(Exercise): Which of the lines below include "screenshot"? Each one should be copied out.

### Material to process

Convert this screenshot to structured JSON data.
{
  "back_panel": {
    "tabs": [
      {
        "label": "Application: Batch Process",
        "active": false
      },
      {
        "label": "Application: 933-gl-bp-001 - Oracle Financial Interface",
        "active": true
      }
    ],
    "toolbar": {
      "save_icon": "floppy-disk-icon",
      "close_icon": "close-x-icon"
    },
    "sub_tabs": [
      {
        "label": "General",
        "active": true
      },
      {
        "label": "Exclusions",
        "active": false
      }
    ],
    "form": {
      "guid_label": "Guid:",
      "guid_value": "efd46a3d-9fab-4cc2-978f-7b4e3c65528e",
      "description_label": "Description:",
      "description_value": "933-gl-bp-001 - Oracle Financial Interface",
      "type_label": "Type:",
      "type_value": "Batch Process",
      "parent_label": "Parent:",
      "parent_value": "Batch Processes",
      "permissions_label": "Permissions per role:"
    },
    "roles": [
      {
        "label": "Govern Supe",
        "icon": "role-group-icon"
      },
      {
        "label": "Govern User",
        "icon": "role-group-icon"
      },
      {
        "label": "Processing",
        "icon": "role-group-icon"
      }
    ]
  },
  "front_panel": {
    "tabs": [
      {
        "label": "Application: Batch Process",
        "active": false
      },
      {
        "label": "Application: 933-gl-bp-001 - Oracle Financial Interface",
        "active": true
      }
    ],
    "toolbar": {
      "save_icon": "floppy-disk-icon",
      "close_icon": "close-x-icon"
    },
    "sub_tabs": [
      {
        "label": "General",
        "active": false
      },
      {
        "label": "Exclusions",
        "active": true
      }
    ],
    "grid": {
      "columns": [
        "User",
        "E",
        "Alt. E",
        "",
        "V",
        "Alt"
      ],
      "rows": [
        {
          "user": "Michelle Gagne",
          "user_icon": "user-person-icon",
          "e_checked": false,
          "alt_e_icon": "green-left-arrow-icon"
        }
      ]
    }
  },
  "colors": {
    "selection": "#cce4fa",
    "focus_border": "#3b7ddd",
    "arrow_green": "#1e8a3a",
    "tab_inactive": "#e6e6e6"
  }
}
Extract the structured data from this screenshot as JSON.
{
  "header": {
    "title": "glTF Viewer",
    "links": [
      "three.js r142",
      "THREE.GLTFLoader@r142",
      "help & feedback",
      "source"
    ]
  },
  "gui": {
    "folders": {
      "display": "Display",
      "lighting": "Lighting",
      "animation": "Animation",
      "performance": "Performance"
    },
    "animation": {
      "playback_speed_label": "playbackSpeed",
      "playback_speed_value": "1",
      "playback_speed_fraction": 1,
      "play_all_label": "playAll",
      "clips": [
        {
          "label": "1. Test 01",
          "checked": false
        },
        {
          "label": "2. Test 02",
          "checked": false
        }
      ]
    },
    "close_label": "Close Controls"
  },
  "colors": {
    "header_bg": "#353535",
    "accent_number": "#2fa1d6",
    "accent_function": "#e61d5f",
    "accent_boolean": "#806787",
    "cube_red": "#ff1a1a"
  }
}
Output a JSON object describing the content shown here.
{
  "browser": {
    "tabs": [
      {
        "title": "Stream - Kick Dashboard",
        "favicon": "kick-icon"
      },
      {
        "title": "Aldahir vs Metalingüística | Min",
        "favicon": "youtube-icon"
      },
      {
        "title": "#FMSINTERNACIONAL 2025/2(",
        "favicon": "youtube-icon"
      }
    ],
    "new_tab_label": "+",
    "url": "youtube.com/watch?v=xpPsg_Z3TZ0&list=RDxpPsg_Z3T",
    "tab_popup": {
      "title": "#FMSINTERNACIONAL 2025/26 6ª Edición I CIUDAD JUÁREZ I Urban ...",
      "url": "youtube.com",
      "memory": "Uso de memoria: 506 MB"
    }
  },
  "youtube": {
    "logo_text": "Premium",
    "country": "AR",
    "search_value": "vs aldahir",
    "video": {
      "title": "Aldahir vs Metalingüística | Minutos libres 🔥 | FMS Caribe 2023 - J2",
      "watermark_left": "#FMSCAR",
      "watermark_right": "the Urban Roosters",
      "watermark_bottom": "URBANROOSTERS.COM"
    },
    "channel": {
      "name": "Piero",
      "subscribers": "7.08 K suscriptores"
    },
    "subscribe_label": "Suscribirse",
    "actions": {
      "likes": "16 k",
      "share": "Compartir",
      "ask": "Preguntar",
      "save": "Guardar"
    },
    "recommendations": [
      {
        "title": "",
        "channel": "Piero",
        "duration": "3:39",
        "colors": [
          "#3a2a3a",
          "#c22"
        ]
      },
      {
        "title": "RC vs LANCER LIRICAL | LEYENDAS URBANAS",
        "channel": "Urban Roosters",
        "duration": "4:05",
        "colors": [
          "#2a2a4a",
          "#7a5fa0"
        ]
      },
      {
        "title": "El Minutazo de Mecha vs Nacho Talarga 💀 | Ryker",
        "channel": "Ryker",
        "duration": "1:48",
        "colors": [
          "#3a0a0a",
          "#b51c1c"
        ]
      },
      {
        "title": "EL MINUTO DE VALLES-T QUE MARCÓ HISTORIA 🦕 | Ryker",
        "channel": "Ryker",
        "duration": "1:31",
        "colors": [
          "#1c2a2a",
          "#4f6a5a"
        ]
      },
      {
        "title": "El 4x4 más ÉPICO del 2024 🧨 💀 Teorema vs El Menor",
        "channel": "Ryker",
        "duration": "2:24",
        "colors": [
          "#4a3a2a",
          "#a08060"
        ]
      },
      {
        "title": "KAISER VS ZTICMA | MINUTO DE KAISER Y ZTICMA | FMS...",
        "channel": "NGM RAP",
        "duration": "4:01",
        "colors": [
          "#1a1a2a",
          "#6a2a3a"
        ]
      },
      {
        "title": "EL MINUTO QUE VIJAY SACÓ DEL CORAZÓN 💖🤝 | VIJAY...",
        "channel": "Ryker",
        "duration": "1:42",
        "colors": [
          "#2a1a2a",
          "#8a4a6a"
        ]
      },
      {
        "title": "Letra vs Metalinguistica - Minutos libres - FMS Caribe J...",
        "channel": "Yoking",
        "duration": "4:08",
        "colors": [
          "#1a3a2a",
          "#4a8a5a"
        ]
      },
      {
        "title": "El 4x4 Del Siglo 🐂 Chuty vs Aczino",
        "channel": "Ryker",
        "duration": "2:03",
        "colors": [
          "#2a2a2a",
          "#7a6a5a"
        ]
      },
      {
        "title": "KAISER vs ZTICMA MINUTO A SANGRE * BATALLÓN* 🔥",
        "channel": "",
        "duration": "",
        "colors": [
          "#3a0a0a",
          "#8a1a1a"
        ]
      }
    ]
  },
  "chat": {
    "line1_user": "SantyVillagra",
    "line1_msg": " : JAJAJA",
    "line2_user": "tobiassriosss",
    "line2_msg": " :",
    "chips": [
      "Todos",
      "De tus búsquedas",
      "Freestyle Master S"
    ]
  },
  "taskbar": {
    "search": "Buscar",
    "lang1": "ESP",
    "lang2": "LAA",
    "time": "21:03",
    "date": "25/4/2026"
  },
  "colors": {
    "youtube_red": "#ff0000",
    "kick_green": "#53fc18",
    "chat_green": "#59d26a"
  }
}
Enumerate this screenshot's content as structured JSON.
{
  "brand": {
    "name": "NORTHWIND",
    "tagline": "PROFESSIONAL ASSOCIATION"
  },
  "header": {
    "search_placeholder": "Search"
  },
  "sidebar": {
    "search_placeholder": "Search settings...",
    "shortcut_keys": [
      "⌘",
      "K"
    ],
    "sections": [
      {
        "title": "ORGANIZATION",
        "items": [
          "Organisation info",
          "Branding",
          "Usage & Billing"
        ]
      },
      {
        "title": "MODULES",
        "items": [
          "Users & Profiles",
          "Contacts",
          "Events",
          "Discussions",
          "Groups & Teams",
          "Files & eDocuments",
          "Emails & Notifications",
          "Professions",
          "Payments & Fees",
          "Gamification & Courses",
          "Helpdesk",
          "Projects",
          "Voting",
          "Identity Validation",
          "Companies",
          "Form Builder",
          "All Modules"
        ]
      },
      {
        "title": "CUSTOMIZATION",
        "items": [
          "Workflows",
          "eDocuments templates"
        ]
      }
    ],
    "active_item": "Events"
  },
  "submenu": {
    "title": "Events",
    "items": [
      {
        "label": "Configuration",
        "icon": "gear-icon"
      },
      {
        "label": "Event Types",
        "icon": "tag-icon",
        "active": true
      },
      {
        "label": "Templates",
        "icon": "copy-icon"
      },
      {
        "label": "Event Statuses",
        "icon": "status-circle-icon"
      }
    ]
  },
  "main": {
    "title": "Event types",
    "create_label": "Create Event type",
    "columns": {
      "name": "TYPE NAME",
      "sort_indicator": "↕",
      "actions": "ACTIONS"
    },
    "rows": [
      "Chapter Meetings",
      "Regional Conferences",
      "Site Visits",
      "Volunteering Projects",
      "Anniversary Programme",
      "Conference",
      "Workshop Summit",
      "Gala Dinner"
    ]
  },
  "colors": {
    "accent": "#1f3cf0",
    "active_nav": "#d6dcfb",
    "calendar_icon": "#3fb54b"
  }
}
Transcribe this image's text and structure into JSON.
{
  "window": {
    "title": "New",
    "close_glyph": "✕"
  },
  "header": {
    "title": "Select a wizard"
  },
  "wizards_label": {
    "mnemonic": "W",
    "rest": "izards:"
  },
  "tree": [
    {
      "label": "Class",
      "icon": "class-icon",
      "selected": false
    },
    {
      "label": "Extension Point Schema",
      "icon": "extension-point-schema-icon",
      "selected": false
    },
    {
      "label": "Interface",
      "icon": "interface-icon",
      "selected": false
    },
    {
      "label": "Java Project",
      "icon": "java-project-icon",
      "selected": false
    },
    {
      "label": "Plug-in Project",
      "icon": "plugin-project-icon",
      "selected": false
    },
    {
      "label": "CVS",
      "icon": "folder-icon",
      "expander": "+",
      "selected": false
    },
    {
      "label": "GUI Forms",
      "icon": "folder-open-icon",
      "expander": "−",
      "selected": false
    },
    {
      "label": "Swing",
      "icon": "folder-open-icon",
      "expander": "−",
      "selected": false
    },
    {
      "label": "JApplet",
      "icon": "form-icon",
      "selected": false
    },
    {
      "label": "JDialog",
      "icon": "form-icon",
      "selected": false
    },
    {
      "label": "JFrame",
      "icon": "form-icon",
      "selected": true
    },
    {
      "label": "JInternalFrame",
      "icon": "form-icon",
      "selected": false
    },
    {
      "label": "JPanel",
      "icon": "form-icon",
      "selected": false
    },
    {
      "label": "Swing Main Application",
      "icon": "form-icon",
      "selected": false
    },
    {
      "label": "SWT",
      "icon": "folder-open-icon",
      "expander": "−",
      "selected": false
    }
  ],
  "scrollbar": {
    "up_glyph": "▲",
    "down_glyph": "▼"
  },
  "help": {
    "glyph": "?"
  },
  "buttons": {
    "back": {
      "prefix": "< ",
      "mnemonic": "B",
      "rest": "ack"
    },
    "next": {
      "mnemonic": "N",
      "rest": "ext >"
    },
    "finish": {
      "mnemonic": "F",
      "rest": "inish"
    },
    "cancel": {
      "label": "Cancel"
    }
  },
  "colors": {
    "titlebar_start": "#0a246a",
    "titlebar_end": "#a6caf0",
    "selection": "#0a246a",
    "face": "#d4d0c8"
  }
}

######

(Your solution):
Convert this screenshot to structured JSON data.
Extract the structured data from this screenshot as JSON.
Enumerate this screenshot's content as structured JSON.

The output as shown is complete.